Whether you’re an experienced self-storage owner or just entering the industry, a review of the elements to consider when acquiring a facility will make for an orderly approach to the decision-making process. This article will not cover every conceivable item, but rather serve as a framework to help you make the best investment.
The first step when considering a self-storage acquisition is to look not at the property, but at yourself. What are your goals, time frames, budget, resources, location and experience? Is it important to find a property that’s close to home? Do you plan to perform the onsite or offsite management duties or will you hire a third-party management company? What is your cost of capital, both debt and equity? Will you have other investors and, if so, how will their requirements factor into your approach?
The list is long and should be specific to your situation, but the key is to understand your objectives first, and then start the process of determining if a property matches. Bottom line: know thyself.
The second step isto know, not guess, what you can do. What are the strengths and skills you intend to bring to the project? What can you do to achieve the goals and objectives you have set? Is your skill in finance, management, marketing, construction or site selection?
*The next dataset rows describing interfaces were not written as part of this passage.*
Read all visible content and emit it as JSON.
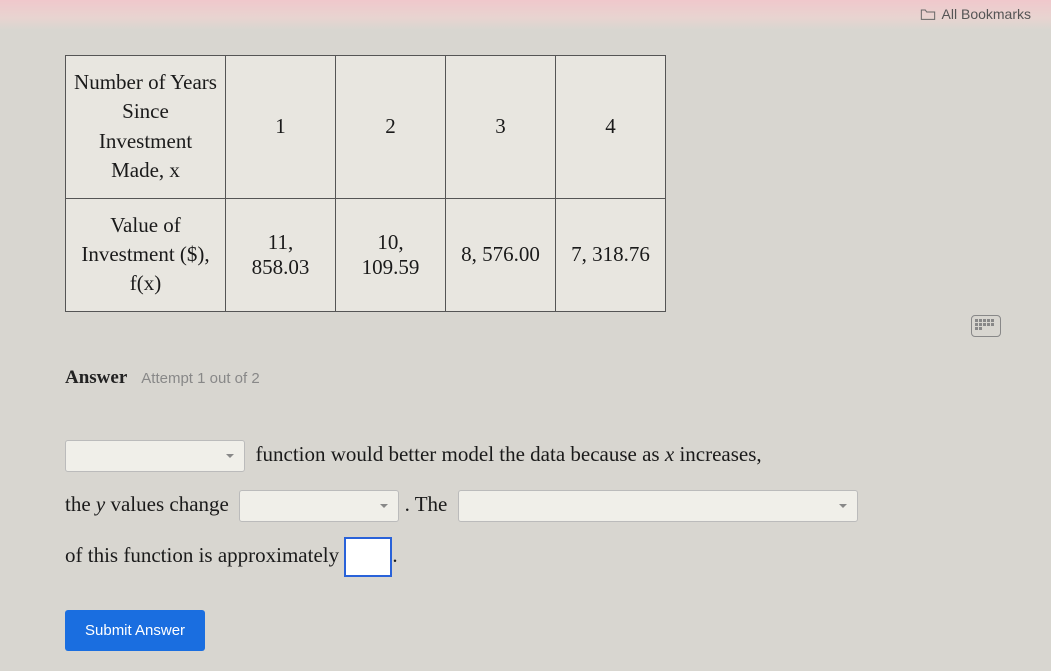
{
  "bookmarks_label": "All Bookmarks",
  "table": {
    "row1_header": "Number of Years\nSince Investment\nMade, x",
    "row1_values": [
      "1",
      "2",
      "3",
      "4"
    ],
    "row2_header": "Value of\nInvestment ($),\nf(x)",
    "row2_values": [
      "11, 858.03",
      "10, 109.59",
      "8, 576.00",
      "7, 318.76"
    ]
  },
  "answer_label": "Answer",
  "attempt_label": "Attempt 1 out of 2",
  "sentence": {
    "part1": "function would better model the data because as",
    "var_x": "x",
    "part2": "increases,",
    "part3": "the",
    "var_y": "y",
    "part4": "values change",
    "part5": ". The",
    "part6": "of this function is approximately",
    "part7": "."
  },
  "submit_label": "Submit Answer"
}
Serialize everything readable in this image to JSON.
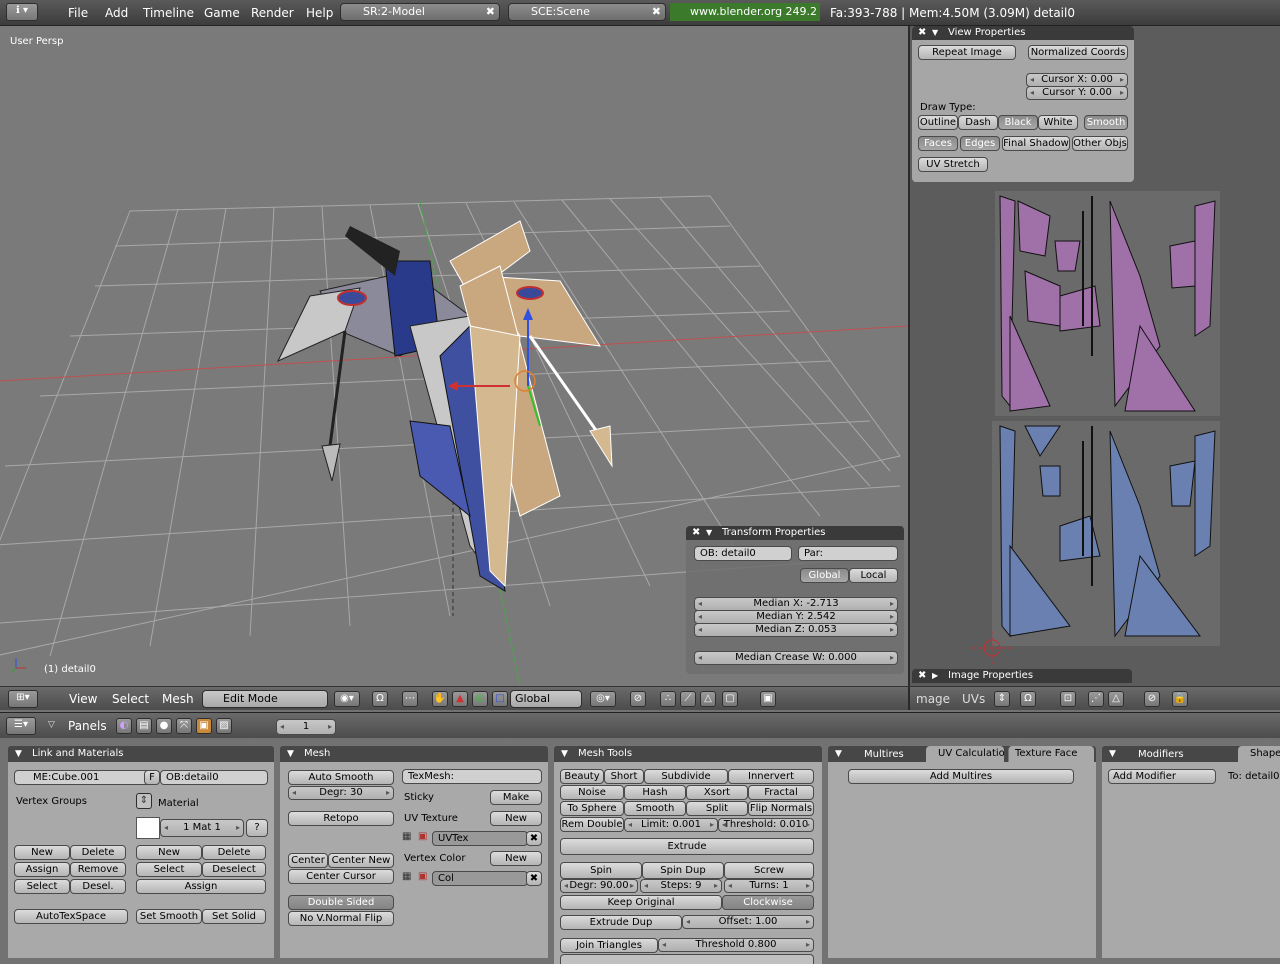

An often overlooked aspect of “what can you do” revolves around capital. Many potential buyers fail to have an accurate or realistic plan for financing a contemplated acquisition. In the current environment, knowing what you can do includes knowing what you can finance (unless you’re a cash buyer). Lenders have become much more conservative in their underwriting. As a result, potential buyers should discuss financing options with lenders prior to spending time and money on investigating properties.
Finding a property that matches your personal criteria is the next step. Everyone wants a PRIME property, but what qualifies? Let’s break it down as an acronym, with each letter representing an element of the process to determine if the self-storage property meets a buyer’s specific criteria. Keep in mind this isn’t meant to be an exhaustive outline but an overview.
P = Property
This may seem obvious, but an examination of the physical property and the surrounding area is critical. While some of the in-depth investigation may be reserved for contract due diligence, an adequate initial examination should be conducted prior to entering a purchase agreement. As a buyer, consider at least the following:
- Location: Is the property in a retail setting? Is it conveniently located to its market?
- Visibility: Does the property have good visibility on a road with adequate traffic counts?
- Building layout: Are the drive aisles adequate? Is the layout customer-friendly?
- Unit mix: Are the units of the proper number and size? If not, can they be changed?
- Rental office: Is it of adequate size and layout? Can and should it be modified or relocated?
- Onsite apartment: Is an apartment needed? If not, can the space be converted?
- General condition: Is the appearance attractive? Are the buildings in need of repair? Is the roof sound? Is the pavement in good repair? Are there any apparent water issues?
- Expansion: Can the facility be expanded? What value should be assigned to expansion land?
- Appearance: How does the property rate overall?